WHAT IS BEING ASKED: Print the whole listing, unchanged.
• • •
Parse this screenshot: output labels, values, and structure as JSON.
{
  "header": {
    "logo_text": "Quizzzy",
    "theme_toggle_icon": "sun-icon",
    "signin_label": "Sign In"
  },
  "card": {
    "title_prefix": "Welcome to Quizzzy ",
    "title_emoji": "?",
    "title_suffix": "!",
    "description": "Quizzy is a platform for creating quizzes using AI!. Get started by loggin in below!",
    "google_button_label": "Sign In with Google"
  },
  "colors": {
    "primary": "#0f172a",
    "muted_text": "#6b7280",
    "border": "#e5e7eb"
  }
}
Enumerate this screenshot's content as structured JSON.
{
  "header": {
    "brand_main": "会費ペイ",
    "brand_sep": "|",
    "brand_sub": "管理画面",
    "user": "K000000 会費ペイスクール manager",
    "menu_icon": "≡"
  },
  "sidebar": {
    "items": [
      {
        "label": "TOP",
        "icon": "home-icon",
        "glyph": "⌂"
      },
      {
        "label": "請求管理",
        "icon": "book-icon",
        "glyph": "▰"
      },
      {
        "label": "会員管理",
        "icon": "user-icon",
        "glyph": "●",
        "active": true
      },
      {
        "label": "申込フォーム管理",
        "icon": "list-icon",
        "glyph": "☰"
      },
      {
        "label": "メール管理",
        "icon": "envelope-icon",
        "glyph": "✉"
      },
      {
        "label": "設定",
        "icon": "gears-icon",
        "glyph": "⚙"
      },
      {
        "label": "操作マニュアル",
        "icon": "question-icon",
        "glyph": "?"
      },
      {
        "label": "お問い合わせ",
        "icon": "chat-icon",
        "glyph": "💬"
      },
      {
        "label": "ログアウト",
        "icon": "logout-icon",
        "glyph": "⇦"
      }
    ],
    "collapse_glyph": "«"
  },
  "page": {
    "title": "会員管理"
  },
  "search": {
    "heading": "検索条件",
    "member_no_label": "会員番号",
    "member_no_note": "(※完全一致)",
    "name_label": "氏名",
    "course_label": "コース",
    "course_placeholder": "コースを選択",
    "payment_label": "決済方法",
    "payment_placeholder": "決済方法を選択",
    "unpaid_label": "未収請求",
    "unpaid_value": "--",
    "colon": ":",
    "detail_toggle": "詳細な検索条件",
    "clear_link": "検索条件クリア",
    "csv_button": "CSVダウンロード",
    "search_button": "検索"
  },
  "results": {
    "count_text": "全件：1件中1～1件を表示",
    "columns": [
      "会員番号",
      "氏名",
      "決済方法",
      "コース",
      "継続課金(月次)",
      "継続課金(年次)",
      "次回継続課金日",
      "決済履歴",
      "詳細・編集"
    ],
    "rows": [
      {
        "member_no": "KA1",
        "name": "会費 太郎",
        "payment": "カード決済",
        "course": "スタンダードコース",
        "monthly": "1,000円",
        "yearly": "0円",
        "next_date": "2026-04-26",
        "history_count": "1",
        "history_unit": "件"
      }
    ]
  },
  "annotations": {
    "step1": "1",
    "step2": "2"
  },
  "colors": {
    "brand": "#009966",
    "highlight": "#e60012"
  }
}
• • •
RESPONSE TO THE TASK:
Parse this screenshot: output labels, values, and structure as JSON.
{
  "header": {
    "logo_text": "Quizzzy",
    "theme_toggle_icon": "sun-icon",
    "signin_label": "Sign In"
  },
  "card": {
    "title_prefix": "Welcome to Quizzzy ",
    "title_emoji": "?",
    "title_suffix": "!",
    "description": "Quizzy is a platform for creating quizzes using AI!. Get started by loggin in below!",
    "google_button_label": "Sign In with Google"
  },
  "colors": {
    "primary": "#0f172a",
    "muted_text": "#6b7280",
    "border": "#e5e7eb"
  }
}
Enumerate this screenshot's content as structured JSON.
{
  "header": {
    "brand_main": "会費ペイ",
    "brand_sep": "|",
    "brand_sub": "管理画面",
    "user": "K000000 会費ペイスクール manager",
    "menu_icon": "≡"
  },
  "sidebar": {
    "items": [
      {
        "label": "TOP",
        "icon": "home-icon",
        "glyph": "⌂"
      },
      {
        "label": "請求管理",
        "icon": "book-icon",
        "glyph": "▰"
      },
      {
        "label": "会員管理",
        "icon": "user-icon",
        "glyph": "●",
        "active": true
      },
      {
        "label": "申込フォーム管理",
        "icon": "list-icon",
        "glyph": "☰"
      },
      {
        "label": "メール管理",
        "icon": "envelope-icon",
        "glyph": "✉"
      },
      {
        "label": "設定",
        "icon": "gears-icon",
        "glyph": "⚙"
      },
      {
        "label": "操作マニュアル",
        "icon": "question-icon",
        "glyph": "?"
      },
      {
        "label": "お問い合わせ",
        "icon": "chat-icon",
        "glyph": "💬"
      },
      {
        "label": "ログアウト",
        "icon": "logout-icon",
        "glyph": "⇦"
      }
    ],
    "collapse_glyph": "«"
  },
  "page": {
    "title": "会員管理"
  },
  "search": {
    "heading": "検索条件",
    "member_no_label": "会員番号",
    "member_no_note": "(※完全一致)",
    "name_label": "氏名",
    "course_label": "コース",
    "course_placeholder": "コースを選択",
    "payment_label": "決済方法",
    "payment_placeholder": "決済方法を選択",
    "unpaid_label": "未収請求",
    "unpaid_value": "--",
    "colon": ":",
    "detail_toggle": "詳細な検索条件",
    "clear_link": "検索条件クリア",
    "csv_button": "CSVダウンロード",
    "search_button": "検索"
  },
  "results": {
    "count_text": "全件：1件中1～1件を表示",
    "columns": [
      "会員番号",
      "氏名",
      "決済方法",
      "コース",
      "継続課金(月次)",
      "継続課金(年次)",
      "次回継続課金日",
      "決済履歴",
      "詳細・編集"
    ],
    "rows": [
      {
        "member_no": "KA1",
        "name": "会費 太郎",
        "payment": "カード決済",
        "course": "スタンダードコース",
        "monthly": "1,000円",
        "yearly": "0円",
        "next_date": "2026-04-26",
        "history_count": "1",
        "history_unit": "件"
      }
    ]
  },
  "annotations": {
    "step1": "1",
    "step2": "2"
  },
  "colors": {
    "brand": "#009966",
    "highlight": "#e60012"
  }
}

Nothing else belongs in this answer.